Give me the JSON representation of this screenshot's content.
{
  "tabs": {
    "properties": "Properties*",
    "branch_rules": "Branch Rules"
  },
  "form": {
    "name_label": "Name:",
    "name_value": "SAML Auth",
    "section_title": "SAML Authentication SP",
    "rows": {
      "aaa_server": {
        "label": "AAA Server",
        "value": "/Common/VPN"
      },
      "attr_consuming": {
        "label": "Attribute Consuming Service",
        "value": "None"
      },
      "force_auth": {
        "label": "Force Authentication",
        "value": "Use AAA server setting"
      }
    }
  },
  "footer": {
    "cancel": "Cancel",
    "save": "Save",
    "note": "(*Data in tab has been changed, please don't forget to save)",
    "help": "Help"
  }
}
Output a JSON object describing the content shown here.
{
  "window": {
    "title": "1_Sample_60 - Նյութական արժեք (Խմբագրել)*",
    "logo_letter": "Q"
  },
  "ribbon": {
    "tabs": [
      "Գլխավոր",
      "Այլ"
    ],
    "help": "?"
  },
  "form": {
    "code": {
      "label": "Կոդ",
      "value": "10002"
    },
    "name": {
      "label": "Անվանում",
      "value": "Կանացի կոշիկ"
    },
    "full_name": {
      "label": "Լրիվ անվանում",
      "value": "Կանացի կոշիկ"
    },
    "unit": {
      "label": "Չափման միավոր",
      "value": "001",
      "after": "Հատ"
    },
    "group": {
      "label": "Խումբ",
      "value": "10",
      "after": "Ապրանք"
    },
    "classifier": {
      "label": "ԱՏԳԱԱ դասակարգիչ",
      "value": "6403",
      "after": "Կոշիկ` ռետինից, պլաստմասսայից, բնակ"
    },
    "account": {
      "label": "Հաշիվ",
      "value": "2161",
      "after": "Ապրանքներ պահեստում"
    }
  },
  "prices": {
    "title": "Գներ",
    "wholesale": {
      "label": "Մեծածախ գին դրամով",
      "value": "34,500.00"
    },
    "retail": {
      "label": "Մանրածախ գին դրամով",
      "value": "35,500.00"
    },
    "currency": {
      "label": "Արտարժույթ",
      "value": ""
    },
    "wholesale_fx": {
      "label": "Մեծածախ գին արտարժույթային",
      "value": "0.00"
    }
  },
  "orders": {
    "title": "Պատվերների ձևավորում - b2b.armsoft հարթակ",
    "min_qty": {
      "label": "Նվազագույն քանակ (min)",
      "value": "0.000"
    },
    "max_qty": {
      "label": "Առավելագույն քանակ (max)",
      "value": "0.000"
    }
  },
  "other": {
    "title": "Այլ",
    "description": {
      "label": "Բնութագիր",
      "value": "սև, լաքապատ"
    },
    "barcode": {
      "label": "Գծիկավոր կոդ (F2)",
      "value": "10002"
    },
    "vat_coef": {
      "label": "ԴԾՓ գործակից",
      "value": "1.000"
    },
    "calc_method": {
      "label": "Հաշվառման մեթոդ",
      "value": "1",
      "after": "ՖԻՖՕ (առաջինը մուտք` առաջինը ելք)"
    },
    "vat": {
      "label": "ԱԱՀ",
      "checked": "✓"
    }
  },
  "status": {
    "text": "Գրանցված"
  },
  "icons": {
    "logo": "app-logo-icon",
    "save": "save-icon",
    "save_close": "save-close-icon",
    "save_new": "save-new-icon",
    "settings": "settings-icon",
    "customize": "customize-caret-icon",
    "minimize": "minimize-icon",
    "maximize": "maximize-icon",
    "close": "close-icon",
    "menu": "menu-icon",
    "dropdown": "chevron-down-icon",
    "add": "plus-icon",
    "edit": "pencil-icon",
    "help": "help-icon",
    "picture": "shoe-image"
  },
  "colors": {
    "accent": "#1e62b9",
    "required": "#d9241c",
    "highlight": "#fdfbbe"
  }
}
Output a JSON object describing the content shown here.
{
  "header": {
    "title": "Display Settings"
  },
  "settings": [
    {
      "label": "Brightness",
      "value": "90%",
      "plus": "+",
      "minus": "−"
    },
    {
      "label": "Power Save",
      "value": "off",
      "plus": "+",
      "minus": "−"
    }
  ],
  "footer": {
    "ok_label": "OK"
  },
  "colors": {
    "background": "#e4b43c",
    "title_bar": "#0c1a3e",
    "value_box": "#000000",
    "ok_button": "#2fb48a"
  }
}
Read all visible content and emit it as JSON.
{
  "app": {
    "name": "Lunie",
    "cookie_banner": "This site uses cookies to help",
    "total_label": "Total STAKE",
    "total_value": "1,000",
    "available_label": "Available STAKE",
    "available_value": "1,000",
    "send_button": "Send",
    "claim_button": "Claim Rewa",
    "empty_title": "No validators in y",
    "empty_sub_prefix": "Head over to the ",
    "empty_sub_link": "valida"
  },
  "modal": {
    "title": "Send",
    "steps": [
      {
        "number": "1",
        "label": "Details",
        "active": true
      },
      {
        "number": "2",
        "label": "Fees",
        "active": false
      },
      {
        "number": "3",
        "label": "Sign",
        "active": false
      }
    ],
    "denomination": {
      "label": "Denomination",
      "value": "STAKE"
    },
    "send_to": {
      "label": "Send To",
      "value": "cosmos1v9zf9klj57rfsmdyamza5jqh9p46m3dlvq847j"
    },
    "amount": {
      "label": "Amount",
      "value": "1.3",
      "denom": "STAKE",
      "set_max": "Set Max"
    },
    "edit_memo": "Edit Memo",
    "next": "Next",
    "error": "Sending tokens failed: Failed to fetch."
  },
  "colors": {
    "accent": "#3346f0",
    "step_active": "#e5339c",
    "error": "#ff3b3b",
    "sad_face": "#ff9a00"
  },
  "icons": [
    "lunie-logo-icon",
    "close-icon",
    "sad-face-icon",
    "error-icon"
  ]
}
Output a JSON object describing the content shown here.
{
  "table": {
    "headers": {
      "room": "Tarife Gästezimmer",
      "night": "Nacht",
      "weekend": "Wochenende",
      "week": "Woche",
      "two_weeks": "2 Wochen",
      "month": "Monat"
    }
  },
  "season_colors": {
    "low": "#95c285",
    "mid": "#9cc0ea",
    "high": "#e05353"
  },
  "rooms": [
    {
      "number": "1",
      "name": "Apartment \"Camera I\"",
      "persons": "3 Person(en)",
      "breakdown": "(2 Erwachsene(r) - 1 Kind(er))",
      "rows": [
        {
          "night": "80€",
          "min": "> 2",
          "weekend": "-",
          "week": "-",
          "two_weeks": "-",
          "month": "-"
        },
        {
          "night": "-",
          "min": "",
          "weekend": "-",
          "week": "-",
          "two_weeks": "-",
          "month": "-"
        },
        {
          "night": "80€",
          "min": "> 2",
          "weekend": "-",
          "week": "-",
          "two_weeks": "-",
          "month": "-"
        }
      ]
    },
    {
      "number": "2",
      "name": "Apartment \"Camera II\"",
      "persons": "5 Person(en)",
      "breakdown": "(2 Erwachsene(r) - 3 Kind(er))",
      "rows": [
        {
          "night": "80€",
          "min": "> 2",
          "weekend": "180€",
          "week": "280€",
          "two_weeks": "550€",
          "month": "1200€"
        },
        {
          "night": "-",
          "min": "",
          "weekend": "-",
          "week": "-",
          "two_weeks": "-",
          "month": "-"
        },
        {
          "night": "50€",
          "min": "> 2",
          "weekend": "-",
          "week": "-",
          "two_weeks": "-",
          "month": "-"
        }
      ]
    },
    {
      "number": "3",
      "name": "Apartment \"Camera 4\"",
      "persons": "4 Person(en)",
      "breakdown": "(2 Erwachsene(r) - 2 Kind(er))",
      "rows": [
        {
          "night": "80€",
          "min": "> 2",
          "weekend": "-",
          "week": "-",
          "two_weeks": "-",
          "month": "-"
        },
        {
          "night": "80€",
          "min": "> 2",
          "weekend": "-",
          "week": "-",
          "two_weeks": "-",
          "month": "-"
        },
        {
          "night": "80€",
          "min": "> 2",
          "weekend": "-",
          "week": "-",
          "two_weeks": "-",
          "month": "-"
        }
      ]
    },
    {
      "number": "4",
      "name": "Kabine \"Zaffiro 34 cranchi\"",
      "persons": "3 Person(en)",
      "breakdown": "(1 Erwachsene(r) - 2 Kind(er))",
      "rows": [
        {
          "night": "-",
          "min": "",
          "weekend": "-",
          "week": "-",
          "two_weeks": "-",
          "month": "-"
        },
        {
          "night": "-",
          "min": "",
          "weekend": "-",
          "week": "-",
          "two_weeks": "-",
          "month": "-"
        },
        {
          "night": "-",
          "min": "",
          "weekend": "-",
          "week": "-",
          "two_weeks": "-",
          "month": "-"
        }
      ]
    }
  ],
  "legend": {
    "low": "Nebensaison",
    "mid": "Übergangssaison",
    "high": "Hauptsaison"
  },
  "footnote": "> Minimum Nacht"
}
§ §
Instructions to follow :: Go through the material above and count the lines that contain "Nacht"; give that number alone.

Written answer :: 2